Fighting Spiders - Thiania bhamoensis

I chance upon a spider last week that reminds me of an activity I so fondly remembered during my childhood. Not just any spider, only a certain species is caught and the thrill of pitching them against each other in a fight certainly rekindles happy childhood memories and because the males readily fight each other if put together, they are known as fighting spiders from the Salticidae Family. Catching the spider was half the fun, your priced specimen winning in a fight against your
friend’s is an extra bonus.
To look for them, you have to search them out in hedges with long leaves preferably in a cool quiet location with minimal intrusions like human activities or traffic. The Crinum asiaticum or commonly called spider lily is their favourite plant to nest hence the name. They build nest by binding two leaves together with strands of silk, once a nest is located, slowly and carefully open the two leaves to confirm that it is the correct spider species you are looking for. The next step is to confirm that it is a male, females are no good for fighting, the males are instinctively much more territorial and aggressive, scientifically termed as agonistic behavior. In comparison, females have larger abdomens (or is it their butts?), shorter claws and display a duller appearance with more green and less blue iridescent markings.
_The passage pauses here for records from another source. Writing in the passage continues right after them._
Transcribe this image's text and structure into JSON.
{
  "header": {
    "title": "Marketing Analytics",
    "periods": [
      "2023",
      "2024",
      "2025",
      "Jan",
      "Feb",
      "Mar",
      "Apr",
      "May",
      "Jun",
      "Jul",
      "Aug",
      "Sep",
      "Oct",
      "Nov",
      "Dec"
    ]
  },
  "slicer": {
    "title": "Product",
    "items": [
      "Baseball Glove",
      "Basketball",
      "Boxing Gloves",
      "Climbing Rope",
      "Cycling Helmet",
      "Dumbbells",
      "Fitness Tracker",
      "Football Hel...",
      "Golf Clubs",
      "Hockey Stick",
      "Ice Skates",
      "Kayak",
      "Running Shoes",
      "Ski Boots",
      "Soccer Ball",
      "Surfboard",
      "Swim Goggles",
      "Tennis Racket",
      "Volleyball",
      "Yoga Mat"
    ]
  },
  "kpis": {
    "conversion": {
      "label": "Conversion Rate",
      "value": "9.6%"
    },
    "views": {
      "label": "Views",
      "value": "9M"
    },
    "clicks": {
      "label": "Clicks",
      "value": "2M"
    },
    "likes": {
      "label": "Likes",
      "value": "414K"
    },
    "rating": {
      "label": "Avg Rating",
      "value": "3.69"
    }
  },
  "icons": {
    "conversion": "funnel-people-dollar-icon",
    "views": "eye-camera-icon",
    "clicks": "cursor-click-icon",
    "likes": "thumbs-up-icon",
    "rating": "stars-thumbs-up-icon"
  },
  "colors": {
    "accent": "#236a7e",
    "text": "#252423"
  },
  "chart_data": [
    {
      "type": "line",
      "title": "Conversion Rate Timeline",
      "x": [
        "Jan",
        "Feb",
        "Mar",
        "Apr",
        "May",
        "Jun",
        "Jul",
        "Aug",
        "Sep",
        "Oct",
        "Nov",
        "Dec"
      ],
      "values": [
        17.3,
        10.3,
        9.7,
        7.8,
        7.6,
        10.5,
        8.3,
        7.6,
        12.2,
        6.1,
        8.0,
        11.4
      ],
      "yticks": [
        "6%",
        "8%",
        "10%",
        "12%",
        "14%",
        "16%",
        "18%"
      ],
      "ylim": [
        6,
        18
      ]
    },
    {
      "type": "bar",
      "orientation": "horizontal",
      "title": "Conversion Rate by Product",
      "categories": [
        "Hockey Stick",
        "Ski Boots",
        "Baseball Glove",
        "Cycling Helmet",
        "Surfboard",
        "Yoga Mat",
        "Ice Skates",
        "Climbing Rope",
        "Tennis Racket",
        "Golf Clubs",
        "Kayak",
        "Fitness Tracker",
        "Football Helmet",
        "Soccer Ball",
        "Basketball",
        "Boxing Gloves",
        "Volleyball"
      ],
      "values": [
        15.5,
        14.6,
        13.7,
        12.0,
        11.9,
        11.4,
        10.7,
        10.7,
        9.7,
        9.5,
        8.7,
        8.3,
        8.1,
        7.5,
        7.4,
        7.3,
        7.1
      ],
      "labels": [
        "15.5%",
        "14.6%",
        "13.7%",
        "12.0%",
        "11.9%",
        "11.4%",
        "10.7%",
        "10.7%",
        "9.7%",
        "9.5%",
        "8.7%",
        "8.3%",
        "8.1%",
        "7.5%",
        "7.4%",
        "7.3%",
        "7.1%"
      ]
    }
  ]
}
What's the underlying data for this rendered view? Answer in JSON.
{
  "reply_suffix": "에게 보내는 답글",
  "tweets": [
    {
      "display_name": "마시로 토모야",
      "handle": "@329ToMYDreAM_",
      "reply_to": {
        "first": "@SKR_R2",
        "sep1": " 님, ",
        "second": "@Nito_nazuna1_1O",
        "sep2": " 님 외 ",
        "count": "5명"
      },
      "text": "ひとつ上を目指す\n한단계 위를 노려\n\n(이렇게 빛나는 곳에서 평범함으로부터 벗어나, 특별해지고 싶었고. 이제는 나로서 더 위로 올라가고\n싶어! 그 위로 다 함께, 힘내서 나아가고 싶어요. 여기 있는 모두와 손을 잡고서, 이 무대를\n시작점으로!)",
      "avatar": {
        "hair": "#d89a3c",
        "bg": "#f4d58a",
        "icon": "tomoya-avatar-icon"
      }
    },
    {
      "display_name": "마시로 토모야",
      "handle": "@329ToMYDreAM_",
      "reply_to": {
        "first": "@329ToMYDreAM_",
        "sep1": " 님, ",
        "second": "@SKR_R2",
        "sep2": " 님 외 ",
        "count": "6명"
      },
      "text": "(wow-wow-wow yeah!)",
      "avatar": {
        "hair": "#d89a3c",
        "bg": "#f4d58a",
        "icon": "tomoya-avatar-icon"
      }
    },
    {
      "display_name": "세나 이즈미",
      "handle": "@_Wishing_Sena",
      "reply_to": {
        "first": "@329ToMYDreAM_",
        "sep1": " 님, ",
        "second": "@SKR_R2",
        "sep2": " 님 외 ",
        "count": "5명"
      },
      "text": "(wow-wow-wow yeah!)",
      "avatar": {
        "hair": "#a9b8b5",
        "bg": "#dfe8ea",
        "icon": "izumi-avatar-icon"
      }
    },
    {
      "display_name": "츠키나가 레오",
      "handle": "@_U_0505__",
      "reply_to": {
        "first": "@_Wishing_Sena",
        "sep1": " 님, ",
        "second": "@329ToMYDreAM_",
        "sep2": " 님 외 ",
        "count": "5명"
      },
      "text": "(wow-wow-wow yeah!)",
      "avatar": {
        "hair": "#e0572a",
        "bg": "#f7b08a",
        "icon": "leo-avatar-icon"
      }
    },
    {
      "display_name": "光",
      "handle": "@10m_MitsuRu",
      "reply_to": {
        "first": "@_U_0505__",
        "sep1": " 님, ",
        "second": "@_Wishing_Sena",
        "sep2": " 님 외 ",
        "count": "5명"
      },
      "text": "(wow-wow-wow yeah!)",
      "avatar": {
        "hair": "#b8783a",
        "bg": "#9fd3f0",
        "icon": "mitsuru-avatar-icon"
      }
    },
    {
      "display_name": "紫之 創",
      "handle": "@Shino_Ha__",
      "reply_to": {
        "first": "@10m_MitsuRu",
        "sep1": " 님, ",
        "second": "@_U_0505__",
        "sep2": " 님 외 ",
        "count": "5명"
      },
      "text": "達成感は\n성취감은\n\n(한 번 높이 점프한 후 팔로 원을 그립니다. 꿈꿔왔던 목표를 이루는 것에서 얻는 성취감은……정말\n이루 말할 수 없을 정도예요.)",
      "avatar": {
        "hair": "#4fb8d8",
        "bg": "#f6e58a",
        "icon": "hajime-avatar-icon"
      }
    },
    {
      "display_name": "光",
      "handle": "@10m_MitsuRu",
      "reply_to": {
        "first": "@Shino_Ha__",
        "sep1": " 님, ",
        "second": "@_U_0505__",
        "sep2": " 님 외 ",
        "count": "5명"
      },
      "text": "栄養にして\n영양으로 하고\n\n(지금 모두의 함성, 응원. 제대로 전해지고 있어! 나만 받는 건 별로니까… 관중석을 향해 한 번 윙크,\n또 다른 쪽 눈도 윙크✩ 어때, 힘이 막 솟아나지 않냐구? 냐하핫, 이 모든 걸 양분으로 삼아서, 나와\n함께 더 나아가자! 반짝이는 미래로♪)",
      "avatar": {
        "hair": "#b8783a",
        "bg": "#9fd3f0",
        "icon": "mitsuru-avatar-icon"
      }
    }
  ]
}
You catch them with your bare hands as they don’t bite and are not known to be toxic. In my days, they are always kept in match boxes and the only acceptable accommodation for champions will no doubt be matchboxes of the “King Kong” brand, some of you older guys might remember this (girls don’t play with spiders in my days and as far as I know still don’t). Then some leaves are put in to provide moisture and a “homely” environment for them to hide and to feed them, any small insect will do but first they are to be incapacitated by squishing them half dead. To train champion fighters, the practice was to feed them smaller specimens of the same species, in an attempt to ignite their cannibalistic behavior thus making them more aggressive, or so we think, it all sounds so “inhumane” now but that was how it was done.
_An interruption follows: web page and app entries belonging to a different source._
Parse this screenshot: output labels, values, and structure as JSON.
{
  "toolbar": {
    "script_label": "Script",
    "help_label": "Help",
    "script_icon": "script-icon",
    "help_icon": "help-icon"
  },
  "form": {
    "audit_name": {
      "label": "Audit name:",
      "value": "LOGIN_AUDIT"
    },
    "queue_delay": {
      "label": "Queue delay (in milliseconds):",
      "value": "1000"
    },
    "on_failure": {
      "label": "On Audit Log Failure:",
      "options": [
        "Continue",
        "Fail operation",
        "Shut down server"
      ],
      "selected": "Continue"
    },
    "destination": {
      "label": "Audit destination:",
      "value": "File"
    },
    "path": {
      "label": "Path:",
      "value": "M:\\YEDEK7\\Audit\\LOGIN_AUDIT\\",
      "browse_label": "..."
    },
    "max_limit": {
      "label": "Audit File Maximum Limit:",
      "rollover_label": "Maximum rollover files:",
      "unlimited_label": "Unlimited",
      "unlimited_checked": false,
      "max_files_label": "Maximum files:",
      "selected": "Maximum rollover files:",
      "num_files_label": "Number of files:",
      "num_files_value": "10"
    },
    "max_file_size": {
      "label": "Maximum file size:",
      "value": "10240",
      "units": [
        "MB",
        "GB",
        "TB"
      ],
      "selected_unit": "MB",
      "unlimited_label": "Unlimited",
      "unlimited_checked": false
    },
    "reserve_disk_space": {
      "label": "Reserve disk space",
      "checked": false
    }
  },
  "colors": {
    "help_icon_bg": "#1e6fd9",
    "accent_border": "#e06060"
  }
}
To make them fight, all that is needed is to bring two males together and while facing each other, a sort of ritualistic dance occurs with opponents circling each other with the front legs/arms open up as if they are sizing each other up before taking any physical actions. After a brief moment, the fight begins with their front legs or arms (we thought it was their claws at the time) locking up against each other in a push and pull motion. The loser is the one that gives up and runs away. I have not come across fatalities during this fighting matches but I do see injuries being sustained when an arm seem to have gone missing after a while. Properly fed and kept, I had one champion that I manage to keep for more than a month, before it escape because I did not close the matchbox lid properly and I never had one that died on me due to old age most probably because they always managed to escape before that happen

Saturday, December 4, 2010
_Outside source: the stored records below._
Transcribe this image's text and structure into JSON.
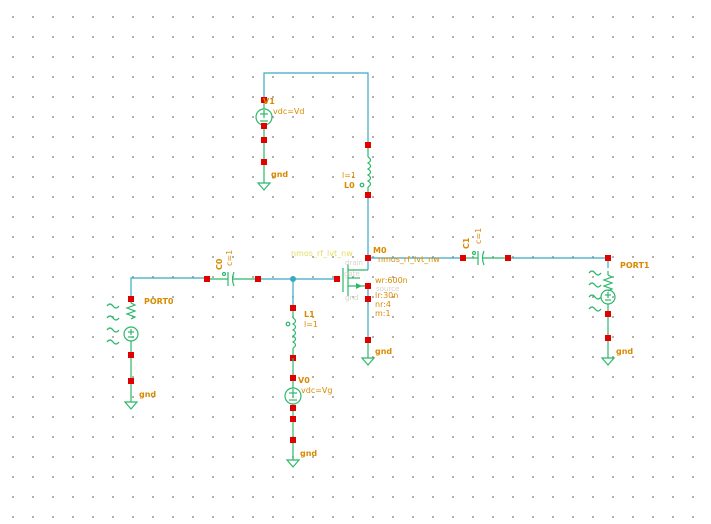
{
  "instances": {
    "v1": {
      "name": "V1",
      "param": "vdc=Vd"
    },
    "v0": {
      "name": "V0",
      "param": "vdc=Vg"
    },
    "l0": {
      "name": "L0",
      "param": "l=1"
    },
    "l1": {
      "name": "L1",
      "param": "l=1"
    },
    "c0": {
      "name": "C0",
      "param": "c=1"
    },
    "c1": {
      "name": "C1",
      "param": "c=1"
    },
    "port0": {
      "name": "PORT0"
    },
    "port1": {
      "name": "PORT1"
    },
    "m0": {
      "name": "M0",
      "model": "nmos_rf_lvt_nw",
      "cell_label": "nmos_rf_lvt_nw",
      "params": [
        "wr:600n",
        "lr:30n",
        "nr:4",
        "m:1"
      ],
      "pins": [
        "drain",
        "gate",
        "source",
        "gnd"
      ]
    }
  },
  "ground_label": "gnd",
  "colors": {
    "wire": "#3aa9c4",
    "device": "#2bb86a",
    "pin": "#e00000",
    "label": "#d98a00",
    "grid_dot": "#9a9a9a"
  }
}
The Red Bug

Spotted this small attractive red bug flying around and it was kind enough to stop a while for me to take a few photos. I have not seen this type of insect before let us see what it is.

From the photo it looks like it belongs to the family Pyrrhocoridae (order Heteroptera), described as a plant feeding insect oval in shape and brightly coloured with red. It has also been reported for this species, Dimorphism can occur, a condition in which two or more visibly different forms exist.

That could maybe explain why it was not possible for me to match this particular specimen with photo identification available of more common species. Colour and slight variation of shapes was observed when compared.

If I had identified it correctly, this species is also known as Fire Bug. The red bug is considered as a pest in the coton industries, if present in the cotton being harvested would cause stains during further processing of cotton.